Recorded data below:
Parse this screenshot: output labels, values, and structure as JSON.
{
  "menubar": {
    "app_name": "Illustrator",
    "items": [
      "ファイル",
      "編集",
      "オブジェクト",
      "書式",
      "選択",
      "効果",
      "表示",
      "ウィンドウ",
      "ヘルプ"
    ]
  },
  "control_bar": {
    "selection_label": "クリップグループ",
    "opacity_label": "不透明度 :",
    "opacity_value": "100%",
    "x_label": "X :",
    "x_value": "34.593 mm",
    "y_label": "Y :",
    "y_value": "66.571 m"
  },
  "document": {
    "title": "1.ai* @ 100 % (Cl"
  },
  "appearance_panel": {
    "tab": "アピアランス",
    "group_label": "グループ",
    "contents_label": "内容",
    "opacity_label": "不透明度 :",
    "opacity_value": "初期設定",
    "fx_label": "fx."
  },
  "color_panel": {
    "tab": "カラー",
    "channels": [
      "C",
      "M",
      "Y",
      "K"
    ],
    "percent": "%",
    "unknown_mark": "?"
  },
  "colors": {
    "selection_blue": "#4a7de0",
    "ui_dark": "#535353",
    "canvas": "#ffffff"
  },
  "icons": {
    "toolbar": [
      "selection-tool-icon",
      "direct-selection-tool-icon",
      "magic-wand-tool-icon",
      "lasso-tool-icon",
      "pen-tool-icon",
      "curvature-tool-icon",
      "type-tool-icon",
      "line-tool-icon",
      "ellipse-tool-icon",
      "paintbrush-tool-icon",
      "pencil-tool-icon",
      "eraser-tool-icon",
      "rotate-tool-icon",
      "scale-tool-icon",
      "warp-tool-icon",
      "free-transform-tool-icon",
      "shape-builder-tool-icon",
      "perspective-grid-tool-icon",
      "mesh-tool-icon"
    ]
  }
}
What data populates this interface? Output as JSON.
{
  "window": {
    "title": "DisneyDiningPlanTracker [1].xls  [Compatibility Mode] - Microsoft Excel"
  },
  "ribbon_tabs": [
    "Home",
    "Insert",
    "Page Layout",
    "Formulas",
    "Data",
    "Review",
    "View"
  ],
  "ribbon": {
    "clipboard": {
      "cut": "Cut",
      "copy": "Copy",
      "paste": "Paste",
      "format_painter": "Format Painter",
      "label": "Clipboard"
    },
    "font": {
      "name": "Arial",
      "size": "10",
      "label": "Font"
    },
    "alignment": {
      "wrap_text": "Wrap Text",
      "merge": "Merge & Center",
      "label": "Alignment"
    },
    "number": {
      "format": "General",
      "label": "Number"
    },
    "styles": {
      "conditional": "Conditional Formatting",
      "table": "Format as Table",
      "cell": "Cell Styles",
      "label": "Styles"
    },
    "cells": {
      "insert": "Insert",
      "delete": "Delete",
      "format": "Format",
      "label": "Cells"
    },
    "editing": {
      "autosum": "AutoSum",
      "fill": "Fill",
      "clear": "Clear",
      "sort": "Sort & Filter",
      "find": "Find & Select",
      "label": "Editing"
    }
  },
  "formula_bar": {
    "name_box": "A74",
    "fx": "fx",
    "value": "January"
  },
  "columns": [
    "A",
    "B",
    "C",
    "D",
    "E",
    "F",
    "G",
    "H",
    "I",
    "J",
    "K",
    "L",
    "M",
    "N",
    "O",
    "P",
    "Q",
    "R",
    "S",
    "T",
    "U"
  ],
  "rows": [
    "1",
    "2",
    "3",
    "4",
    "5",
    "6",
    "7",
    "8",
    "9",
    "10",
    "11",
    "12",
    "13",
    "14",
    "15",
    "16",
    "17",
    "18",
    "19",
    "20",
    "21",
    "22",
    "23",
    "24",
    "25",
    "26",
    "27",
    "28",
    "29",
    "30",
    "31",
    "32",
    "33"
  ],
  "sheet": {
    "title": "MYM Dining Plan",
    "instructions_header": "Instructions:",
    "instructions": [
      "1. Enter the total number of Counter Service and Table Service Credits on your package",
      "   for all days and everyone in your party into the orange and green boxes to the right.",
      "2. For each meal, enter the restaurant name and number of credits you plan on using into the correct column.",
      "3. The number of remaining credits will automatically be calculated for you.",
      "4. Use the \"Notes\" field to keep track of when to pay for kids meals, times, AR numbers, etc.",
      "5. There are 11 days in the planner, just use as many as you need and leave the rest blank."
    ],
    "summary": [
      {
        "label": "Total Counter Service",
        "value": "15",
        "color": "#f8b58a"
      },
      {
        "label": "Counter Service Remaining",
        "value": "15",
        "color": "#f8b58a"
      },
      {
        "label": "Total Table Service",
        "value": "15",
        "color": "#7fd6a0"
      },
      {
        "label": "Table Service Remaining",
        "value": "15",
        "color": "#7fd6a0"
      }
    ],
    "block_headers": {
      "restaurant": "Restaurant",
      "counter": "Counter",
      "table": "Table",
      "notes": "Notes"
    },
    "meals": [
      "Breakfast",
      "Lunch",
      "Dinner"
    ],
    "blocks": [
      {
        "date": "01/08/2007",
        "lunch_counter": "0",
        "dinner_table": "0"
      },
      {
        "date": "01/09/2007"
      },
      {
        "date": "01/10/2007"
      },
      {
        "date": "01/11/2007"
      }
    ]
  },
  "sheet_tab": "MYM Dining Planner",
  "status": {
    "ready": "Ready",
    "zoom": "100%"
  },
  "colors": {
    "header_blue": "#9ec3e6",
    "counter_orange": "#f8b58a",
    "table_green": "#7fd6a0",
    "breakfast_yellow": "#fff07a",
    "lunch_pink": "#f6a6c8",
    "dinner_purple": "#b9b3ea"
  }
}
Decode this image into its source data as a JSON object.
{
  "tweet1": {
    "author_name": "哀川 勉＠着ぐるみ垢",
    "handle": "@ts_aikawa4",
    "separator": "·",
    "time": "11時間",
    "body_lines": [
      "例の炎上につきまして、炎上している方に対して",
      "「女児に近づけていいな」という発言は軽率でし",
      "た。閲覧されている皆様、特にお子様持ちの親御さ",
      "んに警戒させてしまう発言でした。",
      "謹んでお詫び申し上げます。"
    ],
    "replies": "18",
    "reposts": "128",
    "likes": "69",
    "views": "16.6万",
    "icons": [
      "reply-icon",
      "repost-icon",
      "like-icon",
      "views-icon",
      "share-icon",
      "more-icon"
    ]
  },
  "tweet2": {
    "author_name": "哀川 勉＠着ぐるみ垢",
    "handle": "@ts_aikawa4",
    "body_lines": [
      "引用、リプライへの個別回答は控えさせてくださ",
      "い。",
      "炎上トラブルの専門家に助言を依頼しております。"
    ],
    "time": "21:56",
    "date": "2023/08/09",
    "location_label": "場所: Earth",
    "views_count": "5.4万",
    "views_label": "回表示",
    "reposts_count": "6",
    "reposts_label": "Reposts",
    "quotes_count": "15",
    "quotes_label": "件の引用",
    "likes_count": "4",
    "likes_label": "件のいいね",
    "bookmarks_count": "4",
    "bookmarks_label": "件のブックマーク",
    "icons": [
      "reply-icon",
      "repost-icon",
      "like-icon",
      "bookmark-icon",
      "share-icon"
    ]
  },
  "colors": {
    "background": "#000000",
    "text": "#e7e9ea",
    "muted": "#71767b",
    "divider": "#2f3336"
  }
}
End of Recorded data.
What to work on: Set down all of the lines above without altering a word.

Reply to the exercise:
Parse this screenshot: output labels, values, and structure as JSON.
{
  "menubar": {
    "app_name": "Illustrator",
    "items": [
      "ファイル",
      "編集",
      "オブジェクト",
      "書式",
      "選択",
      "効果",
      "表示",
      "ウィンドウ",
      "ヘルプ"
    ]
  },
  "control_bar": {
    "selection_label": "クリップグループ",
    "opacity_label": "不透明度 :",
    "opacity_value": "100%",
    "x_label": "X :",
    "x_value": "34.593 mm",
    "y_label": "Y :",
    "y_value": "66.571 m"
  },
  "document": {
    "title": "1.ai* @ 100 % (Cl"
  },
  "appearance_panel": {
    "tab": "アピアランス",
    "group_label": "グループ",
    "contents_label": "内容",
    "opacity_label": "不透明度 :",
    "opacity_value": "初期設定",
    "fx_label": "fx."
  },
  "color_panel": {
    "tab": "カラー",
    "channels": [
      "C",
      "M",
      "Y",
      "K"
    ],
    "percent": "%",
    "unknown_mark": "?"
  },
  "colors": {
    "selection_blue": "#4a7de0",
    "ui_dark": "#535353",
    "canvas": "#ffffff"
  },
  "icons": {
    "toolbar": [
      "selection-tool-icon",
      "direct-selection-tool-icon",
      "magic-wand-tool-icon",
      "lasso-tool-icon",
      "pen-tool-icon",
      "curvature-tool-icon",
      "type-tool-icon",
      "line-tool-icon",
      "ellipse-tool-icon",
      "paintbrush-tool-icon",
      "pencil-tool-icon",
      "eraser-tool-icon",
      "rotate-tool-icon",
      "scale-tool-icon",
      "warp-tool-icon",
      "free-transform-tool-icon",
      "shape-builder-tool-icon",
      "perspective-grid-tool-icon",
      "mesh-tool-icon"
    ]
  }
}
What data populates this interface? Output as JSON.
{
  "window": {
    "title": "DisneyDiningPlanTracker [1].xls  [Compatibility Mode] - Microsoft Excel"
  },
  "ribbon_tabs": [
    "Home",
    "Insert",
    "Page Layout",
    "Formulas",
    "Data",
    "Review",
    "View"
  ],
  "ribbon": {
    "clipboard": {
      "cut": "Cut",
      "copy": "Copy",
      "paste": "Paste",
      "format_painter": "Format Painter",
      "label": "Clipboard"
    },
    "font": {
      "name": "Arial",
      "size": "10",
      "label": "Font"
    },
    "alignment": {
      "wrap_text": "Wrap Text",
      "merge": "Merge & Center",
      "label": "Alignment"
    },
    "number": {
      "format": "General",
      "label": "Number"
    },
    "styles": {
      "conditional": "Conditional Formatting",
      "table": "Format as Table",
      "cell": "Cell Styles",
      "label": "Styles"
    },
    "cells": {
      "insert": "Insert",
      "delete": "Delete",
      "format": "Format",
      "label": "Cells"
    },
    "editing": {
      "autosum": "AutoSum",
      "fill": "Fill",
      "clear": "Clear",
      "sort": "Sort & Filter",
      "find": "Find & Select",
      "label": "Editing"
    }
  },
  "formula_bar": {
    "name_box": "A74",
    "fx": "fx",
    "value": "January"
  },
  "columns": [
    "A",
    "B",
    "C",
    "D",
    "E",
    "F",
    "G",
    "H",
    "I",
    "J",
    "K",
    "L",
    "M",
    "N",
    "O",
    "P",
    "Q",
    "R",
    "S",
    "T",
    "U"
  ],
  "rows": [
    "1",
    "2",
    "3",
    "4",
    "5",
    "6",
    "7",
    "8",
    "9",
    "10",
    "11",
    "12",
    "13",
    "14",
    "15",
    "16",
    "17",
    "18",
    "19",
    "20",
    "21",
    "22",
    "23",
    "24",
    "25",
    "26",
    "27",
    "28",
    "29",
    "30",
    "31",
    "32",
    "33"
  ],
  "sheet": {
    "title": "MYM Dining Plan",
    "instructions_header": "Instructions:",
    "instructions": [
      "1. Enter the total number of Counter Service and Table Service Credits on your package",
      "   for all days and everyone in your party into the orange and green boxes to the right.",
      "2. For each meal, enter the restaurant name and number of credits you plan on using into the correct column.",
      "3. The number of remaining credits will automatically be calculated for you.",
      "4. Use the \"Notes\" field to keep track of when to pay for kids meals, times, AR numbers, etc.",
      "5. There are 11 days in the planner, just use as many as you need and leave the rest blank."
    ],
    "summary": [
      {
        "label": "Total Counter Service",
        "value": "15",
        "color": "#f8b58a"
      },
      {
        "label": "Counter Service Remaining",
        "value": "15",
        "color": "#f8b58a"
      },
      {
        "label": "Total Table Service",
        "value": "15",
        "color": "#7fd6a0"
      },
      {
        "label": "Table Service Remaining",
        "value": "15",
        "color": "#7fd6a0"
      }
    ],
    "block_headers": {
      "restaurant": "Restaurant",
      "counter": "Counter",
      "table": "Table",
      "notes": "Notes"
    },
    "meals": [
      "Breakfast",
      "Lunch",
      "Dinner"
    ],
    "blocks": [
      {
        "date": "01/08/2007",
        "lunch_counter": "0",
        "dinner_table": "0"
      },
      {
        "date": "01/09/2007"
      },
      {
        "date": "01/10/2007"
      },
      {
        "date": "01/11/2007"
      }
    ]
  },
  "sheet_tab": "MYM Dining Planner",
  "status": {
    "ready": "Ready",
    "zoom": "100%"
  },
  "colors": {
    "header_blue": "#9ec3e6",
    "counter_orange": "#f8b58a",
    "table_green": "#7fd6a0",
    "breakfast_yellow": "#fff07a",
    "lunch_pink": "#f6a6c8",
    "dinner_purple": "#b9b3ea"
  }
}
Decode this image into its source data as a JSON object.
{
  "tweet1": {
    "author_name": "哀川 勉＠着ぐるみ垢",
    "handle": "@ts_aikawa4",
    "separator": "·",
    "time": "11時間",
    "body_lines": [
      "例の炎上につきまして、炎上している方に対して",
      "「女児に近づけていいな」という発言は軽率でし",
      "た。閲覧されている皆様、特にお子様持ちの親御さ",
      "んに警戒させてしまう発言でした。",
      "謹んでお詫び申し上げます。"
    ],
    "replies": "18",
    "reposts": "128",
    "likes": "69",
    "views": "16.6万",
    "icons": [
      "reply-icon",
      "repost-icon",
      "like-icon",
      "views-icon",
      "share-icon",
      "more-icon"
    ]
  },
  "tweet2": {
    "author_name": "哀川 勉＠着ぐるみ垢",
    "handle": "@ts_aikawa4",
    "body_lines": [
      "引用、リプライへの個別回答は控えさせてくださ",
      "い。",
      "炎上トラブルの専門家に助言を依頼しております。"
    ],
    "time": "21:56",
    "date": "2023/08/09",
    "location_label": "場所: Earth",
    "views_count": "5.4万",
    "views_label": "回表示",
    "reposts_count": "6",
    "reposts_label": "Reposts",
    "quotes_count": "15",
    "quotes_label": "件の引用",
    "likes_count": "4",
    "likes_label": "件のいいね",
    "bookmarks_count": "4",
    "bookmarks_label": "件のブックマーク",
    "icons": [
      "reply-icon",
      "repost-icon",
      "like-icon",
      "bookmark-icon",
      "share-icon"
    ]
  },
  "colors": {
    "background": "#000000",
    "text": "#e7e9ea",
    "muted": "#71767b",
    "divider": "#2f3336"
  }
}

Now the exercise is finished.